EQIP is the primary program available to farmers for farm and woodland conservation work, offering payments for more than 90 basic conservation practices. Last year, Wisconsin received about $23 million in funds for EQIP practices.

All eligible applications received by Oct. 2 will be evaluated and ranked for funding in 2016. Farmers may contact their local USDA Service Center to get started on producer eligibility and planning.

Farmers who are interested in practices that may require permits, such as manure storage or streambank restoration, should begin planning and seeking permits as soon as possible. Applicants with shovel-ready projects (designs completed and permits obtained) will receive higher priority.

Special sign-up opportunities are also now open for On-Farm Energy, Organic, and Seasonal High Tunnel conservation practices, as well as a number of landscape-based initiatives. All offer technical and financial assistance through EQIP.

On-Farm Energy: NRCS and producers develop Agricultural Energy Management Plans or farm energy audits that assess energy consumption on an operation. Audit data is used to develop energy conservation recommendations. The landscape AgEMP assesses equipment and farming processes. The farm headquarters AgEMP assesses power usage and efficiency in livestock buildings, grain handling operations and similar facilities to support the farm operation.

Organic: NRCS helps certified organic growers and producers, working to achieve organic certification, install conservation practices to address resource concerns on organic operations.

Seasonal High Tunnel (Hoop House): NRCS helps producers plan and implement high tunnels - steel-framed, polyethylene-covered structures that extend growing seasons in an environmentally safe manner. High tunnel benefits include better plant and soil quality, fewer nutrients and pesticides in the environment, and better air quality due to fewer vehicles being needed to transport crops.
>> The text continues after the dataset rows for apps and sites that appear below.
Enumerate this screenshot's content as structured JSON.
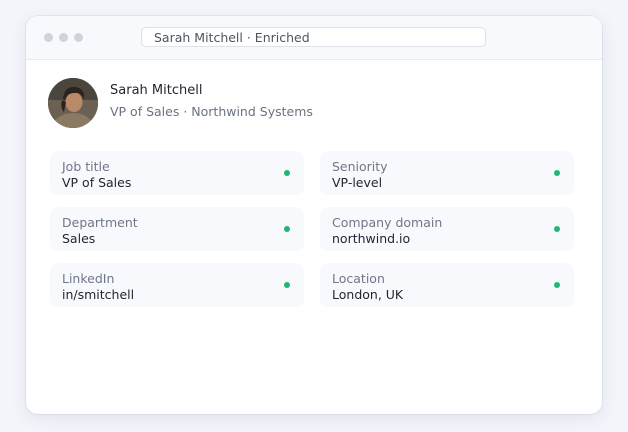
{
  "window": {
    "address_text": "Sarah Mitchell · Enriched"
  },
  "profile": {
    "name": "Sarah Mitchell",
    "subtitle": "VP of Sales · Northwind Systems"
  },
  "fields": [
    {
      "label": "Job title",
      "value": "VP of Sales",
      "status": "verified"
    },
    {
      "label": "Seniority",
      "value": "VP-level",
      "status": "verified"
    },
    {
      "label": "Department",
      "value": "Sales",
      "status": "verified"
    },
    {
      "label": "Company domain",
      "value": "northwind.io",
      "status": "verified"
    },
    {
      "label": "LinkedIn",
      "value": "in/smitchell",
      "status": "verified"
    },
    {
      "label": "Location",
      "value": "London, UK",
      "status": "verified"
    }
  ],
  "colors": {
    "status_verified": "#22b573",
    "background": "#f4f5fb",
    "card": "#ffffff",
    "field_bg": "#f7f9fc"
  }
}
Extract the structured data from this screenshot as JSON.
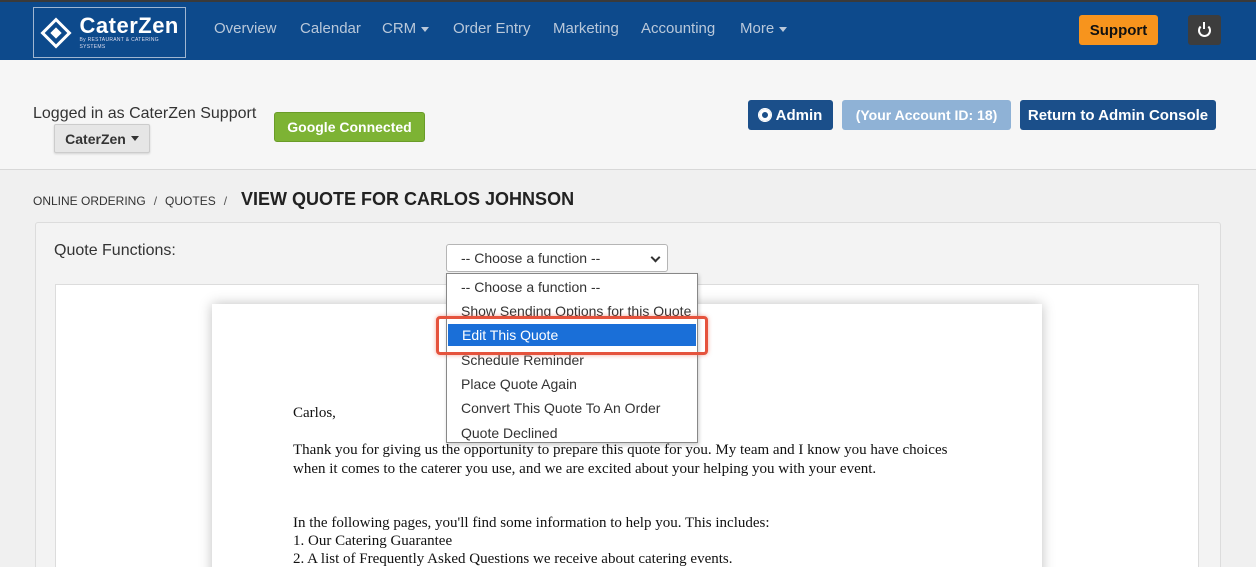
{
  "brand": {
    "name": "CaterZen",
    "tagline": "By RESTAURANT & CATERING SYSTEMS"
  },
  "nav": {
    "items": [
      "Overview",
      "Calendar",
      "CRM",
      "Order Entry",
      "Marketing",
      "Accounting",
      "More"
    ],
    "support_label": "Support"
  },
  "account": {
    "logged_in": "Logged in as CaterZen Support",
    "org_dropdown": "CaterZen",
    "google": "Google Connected",
    "admin": "Admin",
    "account_id": "(Your Account ID: 18)",
    "return": "Return to Admin Console"
  },
  "breadcrumb": {
    "items": [
      "Online Ordering",
      "Quotes"
    ],
    "title": "View Quote for Carlos Johnson"
  },
  "quote_functions": {
    "label": "Quote Functions:",
    "selected": "-- Choose a function --",
    "options": [
      "-- Choose a function --",
      "Show Sending Options for this Quote",
      "Edit This Quote",
      "Schedule Reminder",
      "Place Quote Again",
      "Convert This Quote To An Order",
      "Quote Declined"
    ],
    "highlighted_index": 2
  },
  "document": {
    "greeting": "Carlos,",
    "para1": "Thank you for giving us the opportunity to prepare this quote for you. My team and I know you have choices when it comes to the caterer you use, and we are excited about your helping you with your event.",
    "para2_intro": "In the following pages, you'll find some information to help you. This includes:",
    "list": [
      "1. Our Catering Guarantee",
      "2. A list of Frequently Asked Questions we receive about catering events."
    ]
  },
  "colors": {
    "nav_bg": "#0d4a8c",
    "support": "#f7941d",
    "google": "#7db334",
    "admin": "#1b4f8a",
    "selected_option": "#1a6fd8",
    "highlight": "#e5533d"
  }
}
Supporting conservation practices such as grassed waterways and diversions are available to address resource concerns on operations with Seasonal High Tunnel structures.

Honey Bee: The upper Midwest is the resting ground for more than 65 percent of commercially managed honey bees in the country. The NRCS is helping farmers and landowners implement conservation practices that will provide safe and diverse food sources for honey bees. Pasture management, wildlife habitat and appropriate cover crops are used as tools to improve the health of our honey bees, which support more than $15 billion worth of agricultural production.

Landowners interested in applying for EQIP funding should contact their local NRCS office at the USDA Service Center in their county. Contact the Green County USDA Service Center, 2841 6th St., Monroe, at 608-325-4195, or the Lafayette County USDA Service Center, 1900 Ervin Johnson Drive, Darlington, at 608-776-3836. For more information, visit